Chords are, in all its simplicity, combinations of notes.
These combinations, however, are not just coincidental. There are a lot of systems to learn when learning chords. In this article, I will go through the most used types of chords.
All examples are showed on a piano. The system is the same for guitar, but the order of the notes may be different and you may have to play a note more than one time for the chord to sound well.
A 'major' chord is the most commenly used chord and is known for having a 'happy' kind of mood. It consists of three notes:
The key note (in this case a C)
The major third (in this case an E)
The fifth (in this case a G)
C Major is written 'C'.
A 'minor chord' is known for having a 'sad' kind of mood. It also consists of three notes, but notice that the third has changed from a major third to a minor third. This simply means that you have to play the third a half note below.
Notice that the E has now become an E flat (written as 'Eb').
C minor is written 'Cm'.
A '7' chord is mostly used in blues music. This chord consists of four notes. The three first are the same as in the usual major chord, but the fourth note is the 'minor seventh'. This note is three half notes above the fifth. In a C7, the seventh is a B flat (written as 'Bb').
Minor 7 Chords
A 'minor 7' chord has a happy-sad sound and is used in all kinds of music. It is build like the regular 7 chord, but with a minor third instead of a major.
Note that the E has turned into an E flat because it is now a minor chord instead of a major chord.
C minor 7 is written 'Cm7'.
Major 7 Chords
A 'major 7' chord has a flying sound.
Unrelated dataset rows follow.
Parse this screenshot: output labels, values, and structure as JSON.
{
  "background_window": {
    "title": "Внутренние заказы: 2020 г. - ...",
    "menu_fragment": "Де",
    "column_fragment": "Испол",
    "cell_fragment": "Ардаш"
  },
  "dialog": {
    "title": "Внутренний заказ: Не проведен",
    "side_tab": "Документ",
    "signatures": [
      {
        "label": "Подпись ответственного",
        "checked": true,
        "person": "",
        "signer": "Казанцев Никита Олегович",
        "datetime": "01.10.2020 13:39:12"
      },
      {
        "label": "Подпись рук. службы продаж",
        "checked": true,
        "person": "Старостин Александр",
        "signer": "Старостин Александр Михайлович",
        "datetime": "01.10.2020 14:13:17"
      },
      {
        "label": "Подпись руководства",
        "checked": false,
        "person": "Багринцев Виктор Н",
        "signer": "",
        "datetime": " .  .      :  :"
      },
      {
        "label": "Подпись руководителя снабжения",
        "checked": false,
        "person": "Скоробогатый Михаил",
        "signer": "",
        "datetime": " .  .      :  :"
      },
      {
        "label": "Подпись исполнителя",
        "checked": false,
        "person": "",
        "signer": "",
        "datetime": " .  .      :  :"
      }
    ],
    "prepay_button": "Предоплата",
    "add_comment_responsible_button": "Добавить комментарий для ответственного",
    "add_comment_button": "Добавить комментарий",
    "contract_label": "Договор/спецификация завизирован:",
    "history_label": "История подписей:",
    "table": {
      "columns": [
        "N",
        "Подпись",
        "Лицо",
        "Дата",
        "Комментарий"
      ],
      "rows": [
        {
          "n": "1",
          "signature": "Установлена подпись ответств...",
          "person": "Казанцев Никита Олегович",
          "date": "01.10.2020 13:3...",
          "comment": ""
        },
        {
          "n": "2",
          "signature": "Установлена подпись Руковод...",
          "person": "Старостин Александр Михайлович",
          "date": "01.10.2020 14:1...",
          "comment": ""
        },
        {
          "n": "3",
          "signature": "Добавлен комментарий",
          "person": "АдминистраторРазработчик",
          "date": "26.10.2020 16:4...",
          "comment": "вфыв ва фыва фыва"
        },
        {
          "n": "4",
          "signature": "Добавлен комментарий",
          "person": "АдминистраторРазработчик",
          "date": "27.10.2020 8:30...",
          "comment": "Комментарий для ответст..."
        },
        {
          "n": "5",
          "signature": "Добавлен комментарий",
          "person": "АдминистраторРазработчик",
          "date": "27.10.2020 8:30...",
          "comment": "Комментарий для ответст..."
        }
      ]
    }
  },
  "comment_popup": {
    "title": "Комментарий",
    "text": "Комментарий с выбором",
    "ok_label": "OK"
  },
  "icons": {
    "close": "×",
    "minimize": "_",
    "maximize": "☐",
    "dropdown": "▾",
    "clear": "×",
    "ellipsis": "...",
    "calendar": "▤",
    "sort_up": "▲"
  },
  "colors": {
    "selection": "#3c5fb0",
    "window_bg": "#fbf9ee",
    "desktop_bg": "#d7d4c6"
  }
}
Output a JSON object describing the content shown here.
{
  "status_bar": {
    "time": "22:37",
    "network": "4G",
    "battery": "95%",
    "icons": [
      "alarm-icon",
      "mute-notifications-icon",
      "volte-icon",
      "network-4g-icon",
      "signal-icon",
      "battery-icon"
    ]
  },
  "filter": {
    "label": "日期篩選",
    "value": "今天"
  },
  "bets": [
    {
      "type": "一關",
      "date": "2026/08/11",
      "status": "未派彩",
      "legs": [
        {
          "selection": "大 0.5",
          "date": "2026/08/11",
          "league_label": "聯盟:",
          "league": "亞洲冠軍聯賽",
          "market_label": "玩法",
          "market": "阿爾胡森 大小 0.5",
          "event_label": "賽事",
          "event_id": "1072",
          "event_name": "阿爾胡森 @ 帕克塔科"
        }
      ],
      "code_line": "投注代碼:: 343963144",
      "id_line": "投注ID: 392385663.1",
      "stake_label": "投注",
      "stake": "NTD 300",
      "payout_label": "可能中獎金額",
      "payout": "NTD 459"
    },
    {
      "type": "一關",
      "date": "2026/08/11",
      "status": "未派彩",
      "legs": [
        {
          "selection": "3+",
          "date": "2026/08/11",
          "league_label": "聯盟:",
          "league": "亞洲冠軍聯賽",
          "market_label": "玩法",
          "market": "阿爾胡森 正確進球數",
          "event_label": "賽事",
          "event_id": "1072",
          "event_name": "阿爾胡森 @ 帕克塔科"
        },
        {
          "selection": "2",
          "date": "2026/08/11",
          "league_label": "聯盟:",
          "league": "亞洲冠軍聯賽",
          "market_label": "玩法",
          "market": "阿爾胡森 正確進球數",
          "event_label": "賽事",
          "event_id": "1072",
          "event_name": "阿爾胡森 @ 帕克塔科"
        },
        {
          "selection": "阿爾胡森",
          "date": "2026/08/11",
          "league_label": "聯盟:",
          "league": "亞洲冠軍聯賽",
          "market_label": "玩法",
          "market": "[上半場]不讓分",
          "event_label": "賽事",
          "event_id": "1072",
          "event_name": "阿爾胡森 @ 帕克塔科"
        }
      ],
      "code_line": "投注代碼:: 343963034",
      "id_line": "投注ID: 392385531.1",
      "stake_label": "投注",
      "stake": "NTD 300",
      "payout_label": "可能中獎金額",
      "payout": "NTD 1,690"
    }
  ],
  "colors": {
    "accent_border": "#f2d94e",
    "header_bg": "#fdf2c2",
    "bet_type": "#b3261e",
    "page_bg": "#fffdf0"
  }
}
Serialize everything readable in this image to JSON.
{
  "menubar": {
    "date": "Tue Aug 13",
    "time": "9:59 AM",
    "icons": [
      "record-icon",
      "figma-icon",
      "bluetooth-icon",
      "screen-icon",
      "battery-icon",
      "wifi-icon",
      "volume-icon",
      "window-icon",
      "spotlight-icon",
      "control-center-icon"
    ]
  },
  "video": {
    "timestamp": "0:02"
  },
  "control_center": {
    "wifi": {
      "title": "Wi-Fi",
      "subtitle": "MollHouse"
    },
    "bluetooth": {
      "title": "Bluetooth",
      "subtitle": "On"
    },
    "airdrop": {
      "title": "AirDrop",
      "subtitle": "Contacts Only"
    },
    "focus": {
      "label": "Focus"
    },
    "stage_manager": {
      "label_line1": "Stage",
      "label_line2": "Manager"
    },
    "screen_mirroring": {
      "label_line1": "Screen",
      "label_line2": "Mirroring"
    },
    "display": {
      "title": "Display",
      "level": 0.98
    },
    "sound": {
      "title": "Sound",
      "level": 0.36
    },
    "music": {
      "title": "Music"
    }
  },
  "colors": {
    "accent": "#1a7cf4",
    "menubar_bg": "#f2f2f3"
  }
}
It is very light and, joyful and is most used in pop and jazz played lightly.
It is almost similar to the regular 7 chord. The only difference is that the minor seventh is now a major seventh - just a half note above.
Note that the B flat is now a B.
C major 7 is written 'Cmaj7'.
A 'dimished' chord has a very dark sound. It usually consists of three notes: The key note, the minor third and a note three half notes above the minor third.
C diminished is written 'Cdim' or 'C°'.
A 'suspended' chord is just like a regular major chord, except the third is now a fourth, meaning that you move the middle note up half a note. If you play in C, you would have to change the E to an F (suspending the third).
C suspended is written 'Csus' or 'Csus4'.
If you see a 'Csus2', it means that the third has become a second - the middle note will be a D.